Cluster treatment of characteristic roots, CTCR, a unique methodology for the complete robustness analysis of linear time invariant multiple time delay systems against delay uncertainties

Date of Completion

January 2005


Engineering, Electronics and Electrical|Engineering, Mechanical|Engineering, System Science




Today, many high-tech applications such as simultaneous metal machining, neural networks, internet data congestion, population dynamics, chemical processes, formation flight problems, etc., appear in the form of multiple time delay systems (MTDS). Due to the presence of delays, the stability of the dynamics is under question and needs to be addressed. ^ In the last four decades, the stability analysis of the general class, Linear Time Invariant MTDS (LTI-MTDS), has been one of the challenging problems of the systems and control community, which originates from the complex stability analysis due to their infinite dimensionality. For tackling this, a unique procedure is presented, in this Ph.D. thesis, for the complete stability robustness of the general class LTI-MTDS. The uniqueness of the treatment is simply due to the fact that there is no comparable methodology, presently, in the literature. The backbone of the method is a novel framework called the Cluster Treatment of Characteristic Roots, CTCR. CTCR is an efficient, exact and exhaustive methodology, which is based on outstanding characteristics that originate from two fundamental propositions. ^ Proposition I suggests that there exists only an upper-bounded number of hyperplanes in a p-dimensional delay domain where all the purely imaginary characteristic roots of the dynamics reside.
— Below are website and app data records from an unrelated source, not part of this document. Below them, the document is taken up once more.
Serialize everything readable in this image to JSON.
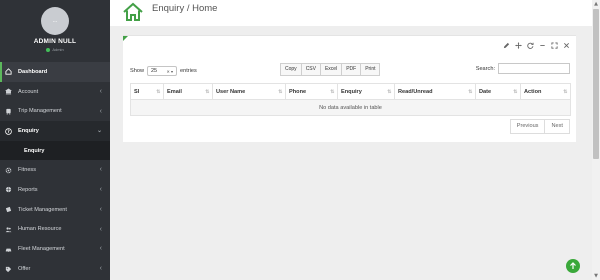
{
  "sidebar": {
    "avatar_text": "...",
    "user_name": "ADMIN NULL",
    "user_status": "Admin",
    "items": [
      {
        "label": "Dashboard",
        "icon": "home-icon",
        "has_chevron": false
      },
      {
        "label": "Account",
        "icon": "bank-icon",
        "has_chevron": true
      },
      {
        "label": "Trip Management",
        "icon": "bus-icon",
        "has_chevron": true
      },
      {
        "label": "Enquiry",
        "icon": "question-circle-icon",
        "has_chevron": true
      },
      {
        "label": "Fitness",
        "icon": "gear-icon",
        "has_chevron": true
      },
      {
        "label": "Reports",
        "icon": "globe-icon",
        "has_chevron": true
      },
      {
        "label": "Ticket Management",
        "icon": "ticket-icon",
        "has_chevron": true
      },
      {
        "label": "Human Resource",
        "icon": "users-icon",
        "has_chevron": true
      },
      {
        "label": "Fleet Management",
        "icon": "car-icon",
        "has_chevron": true
      },
      {
        "label": "Offer",
        "icon": "tag-icon",
        "has_chevron": true
      }
    ],
    "open_sub_item": "Enquiry"
  },
  "header": {
    "title": "Enquiry / Home",
    "icon": "home-outline-icon"
  },
  "panel": {
    "tools": [
      "pencil-icon",
      "move-icon",
      "refresh-icon",
      "minimize-icon",
      "expand-icon",
      "close-icon"
    ],
    "show_label": "Show",
    "entries_value": "25",
    "entries_label": "entries",
    "export_buttons": [
      "Copy",
      "CSV",
      "Excel",
      "PDF",
      "Print"
    ],
    "search_label": "Search:",
    "search_value": "",
    "columns": [
      "Sl",
      "Email",
      "User Name",
      "Phone",
      "Enquiry",
      "Read/Unread",
      "Date",
      "Action"
    ],
    "empty_message": "No data available in table",
    "pagination": {
      "previous": "Previous",
      "next": "Next"
    }
  },
  "colors": {
    "sidebar_bg": "#2f3237",
    "accent_green": "#43a047",
    "scroll_to_top": "#3aa83a"
  }
}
These hyperplanes are called the Kernel Hyperplanes and they are exhaustively determined by CTCR. This property considerably alleviates the problem, which is thus known to be notoriously complex to handle. ^ Using a unique mapping, Kernel Hyperplanes give rise to their Offspring Hyperplanes, together which they from all possible time delay combinations where the dynamics may change its stability posture. ^ With the exhaustive determination of Kernel Hyperplanes and their corresponding imaginary roots, Proposition 2 follows an interesting invariance property on a crossing tendency of these imaginary roots across the Kernel and Offspring Hyperplanes so long one moves parallel to any one of the p delay-axis. ^ CTCR's unique stability results are demonstrated by way of challenging examples in Mechatronics, Manufacturing Engineering and Mathematics, all of which are prohibitively difficult, if not impossible to solve using any other peer methodology. ^